SPRINT CUP: David Ragan, in the midst of a career breakthrough, added the pole for the Brickyard 400 at Indianapolis Motor Speedway to his suddenly improved resume.

Ragan earned his first career Sprint Cup Series victory earlier this month at Daytona, a track long considered to be the crown jewel track of NASCAR. Indianapolis ranks among the most prestigious tracks in the world, and Ragan’s pole-winning run Saturday was no small feat.

He made his run late in the session, with three-time Brickyard winner Jimmie Johnson holding down the top spot on the leaderboard. Ragan turned a lap of 182.994 mph in his Roush Fenway Racing Ford to bump Johnson from the pole.

It’s Ragan’s second career pole. His first came in April at Texas.

WITH A RECORD $119 million in winnings in his NASCAR career, Jeff Gordon is quite accustomed to the finer things in life. A fact-finding mission to Congo last week has left the four-time NASCAR champion feeling a bit guilty about the luxuries he enjoys.

“It was an experience that will change me forever,” Gordon said of last week’s trip with the Clinton Global Imitative.

“I feel guilty about buying a bottle of water for two bucks. You look at your refrigerator and you go like, ‘Oh my gosh, there’s so much waste here.’ You just start looking at every aspect of your life and the things you take for granted.”

Gordon made the 28-hour flight to Africa following the July 17 race at New Hampshire. He spent almost three days in Congo, where he saw children walking barefoot along busy roads and women carrying sacks of coal on their backs. The father of two young children said he didn’t expect to see such struggles.

Gordon has had many new experiences this season, his first with the Drive to End Hunger as the primary sponsor of his No. 24 Chevrolet. The AARP Foundation has used the sponsorship — the first major cause-related sponsorship in NASCAR — to raise money and awareness of hunger in America.

Since partnering with Gordon and Hendrick Motorsports at the start of the year, the campaign has delivered 2.7 million meals to hunger relief organizations near NASCAR tracks.

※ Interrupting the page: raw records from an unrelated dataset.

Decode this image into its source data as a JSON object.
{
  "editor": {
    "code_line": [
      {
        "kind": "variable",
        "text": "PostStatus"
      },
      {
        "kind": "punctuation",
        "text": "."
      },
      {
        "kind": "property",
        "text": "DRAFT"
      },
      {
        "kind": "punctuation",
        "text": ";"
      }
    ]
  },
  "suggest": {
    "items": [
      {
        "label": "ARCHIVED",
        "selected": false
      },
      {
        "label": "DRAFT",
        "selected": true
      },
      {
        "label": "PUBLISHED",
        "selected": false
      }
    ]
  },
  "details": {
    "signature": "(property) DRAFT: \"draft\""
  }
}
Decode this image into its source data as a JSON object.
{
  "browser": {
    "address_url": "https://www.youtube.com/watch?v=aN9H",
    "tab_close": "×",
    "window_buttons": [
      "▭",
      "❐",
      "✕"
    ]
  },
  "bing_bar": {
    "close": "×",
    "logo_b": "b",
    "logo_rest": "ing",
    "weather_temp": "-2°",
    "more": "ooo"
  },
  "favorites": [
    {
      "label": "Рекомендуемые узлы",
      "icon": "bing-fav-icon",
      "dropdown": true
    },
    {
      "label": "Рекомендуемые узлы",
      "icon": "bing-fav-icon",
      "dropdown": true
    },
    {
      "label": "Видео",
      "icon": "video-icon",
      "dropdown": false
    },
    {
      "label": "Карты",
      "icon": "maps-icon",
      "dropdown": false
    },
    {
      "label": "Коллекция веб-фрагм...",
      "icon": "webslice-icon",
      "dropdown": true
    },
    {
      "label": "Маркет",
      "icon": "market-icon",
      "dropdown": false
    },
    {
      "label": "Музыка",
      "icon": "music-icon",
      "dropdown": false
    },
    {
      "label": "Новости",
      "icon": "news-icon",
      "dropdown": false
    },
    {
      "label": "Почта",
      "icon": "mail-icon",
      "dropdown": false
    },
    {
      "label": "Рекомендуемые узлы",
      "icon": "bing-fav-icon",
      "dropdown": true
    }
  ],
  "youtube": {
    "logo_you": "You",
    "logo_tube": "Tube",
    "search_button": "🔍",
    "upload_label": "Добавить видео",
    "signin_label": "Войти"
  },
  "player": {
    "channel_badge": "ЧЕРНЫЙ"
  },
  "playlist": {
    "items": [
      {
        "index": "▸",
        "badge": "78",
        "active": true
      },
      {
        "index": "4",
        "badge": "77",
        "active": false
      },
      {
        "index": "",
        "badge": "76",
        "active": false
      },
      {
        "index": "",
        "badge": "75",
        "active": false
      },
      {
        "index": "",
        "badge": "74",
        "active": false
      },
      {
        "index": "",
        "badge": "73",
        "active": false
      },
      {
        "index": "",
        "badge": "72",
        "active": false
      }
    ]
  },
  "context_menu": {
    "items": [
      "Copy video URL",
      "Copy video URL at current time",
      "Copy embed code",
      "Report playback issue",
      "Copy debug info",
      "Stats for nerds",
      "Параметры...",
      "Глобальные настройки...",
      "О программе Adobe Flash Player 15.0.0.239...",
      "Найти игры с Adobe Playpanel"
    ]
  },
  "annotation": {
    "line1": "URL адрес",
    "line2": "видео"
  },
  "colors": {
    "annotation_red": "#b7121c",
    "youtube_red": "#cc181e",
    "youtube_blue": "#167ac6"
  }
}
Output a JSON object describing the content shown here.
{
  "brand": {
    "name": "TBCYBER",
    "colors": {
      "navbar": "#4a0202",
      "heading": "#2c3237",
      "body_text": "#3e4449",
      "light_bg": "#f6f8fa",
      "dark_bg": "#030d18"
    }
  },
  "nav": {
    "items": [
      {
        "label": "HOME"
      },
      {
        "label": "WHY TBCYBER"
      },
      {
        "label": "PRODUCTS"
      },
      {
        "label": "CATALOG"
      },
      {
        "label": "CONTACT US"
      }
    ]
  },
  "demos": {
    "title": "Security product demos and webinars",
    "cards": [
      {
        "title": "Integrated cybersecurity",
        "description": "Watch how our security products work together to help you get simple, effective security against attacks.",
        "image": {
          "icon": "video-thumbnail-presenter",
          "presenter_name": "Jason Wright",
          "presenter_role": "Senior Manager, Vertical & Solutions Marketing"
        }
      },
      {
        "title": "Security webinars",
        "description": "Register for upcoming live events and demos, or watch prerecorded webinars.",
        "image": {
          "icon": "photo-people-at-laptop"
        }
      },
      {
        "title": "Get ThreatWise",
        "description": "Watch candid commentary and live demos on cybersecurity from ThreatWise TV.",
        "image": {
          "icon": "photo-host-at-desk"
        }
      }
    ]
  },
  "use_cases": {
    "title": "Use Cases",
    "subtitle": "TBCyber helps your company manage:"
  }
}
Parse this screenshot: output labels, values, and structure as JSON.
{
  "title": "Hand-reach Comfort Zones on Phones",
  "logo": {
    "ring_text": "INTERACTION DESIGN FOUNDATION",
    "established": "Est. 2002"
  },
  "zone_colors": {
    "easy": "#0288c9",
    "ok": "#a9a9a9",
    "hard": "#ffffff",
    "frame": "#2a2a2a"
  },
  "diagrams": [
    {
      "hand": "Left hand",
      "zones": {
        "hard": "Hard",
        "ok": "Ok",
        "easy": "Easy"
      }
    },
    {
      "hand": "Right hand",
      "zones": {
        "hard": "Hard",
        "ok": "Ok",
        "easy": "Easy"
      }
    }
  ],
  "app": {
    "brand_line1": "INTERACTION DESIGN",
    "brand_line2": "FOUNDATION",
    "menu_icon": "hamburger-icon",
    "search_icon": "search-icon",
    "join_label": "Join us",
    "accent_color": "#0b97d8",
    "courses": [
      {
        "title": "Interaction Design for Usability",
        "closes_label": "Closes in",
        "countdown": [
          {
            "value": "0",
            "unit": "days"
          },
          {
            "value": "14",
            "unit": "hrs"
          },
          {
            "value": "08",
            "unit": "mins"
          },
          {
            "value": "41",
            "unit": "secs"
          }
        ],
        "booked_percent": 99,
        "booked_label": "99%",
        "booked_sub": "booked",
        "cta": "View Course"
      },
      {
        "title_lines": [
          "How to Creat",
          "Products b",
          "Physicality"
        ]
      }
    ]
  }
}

FORMULA ONE: Red Bull reminded its Formula One rivals that it remains the team to beat after world champion Sebastian Vettel was quickest in the final practice before qualifying for the Hungarian Grand Prix in Budapest, Hungary.

Vettel’s crew worked on his car through the night, and the payoff was immediate as the championship leader stormed to a fastest time of 1 minute, 21.168 seconds at the close of the 60-minute session as temperatures rose at the Hungaroring circuit.

Teams are allowed to work beyond a 2 a.m. curfew limit four times during the season.

Ferrari and McLaren remained right on the Austrian team’s heel as Fernando Alonso of Ferrari finished 0.30 seconds behind the German.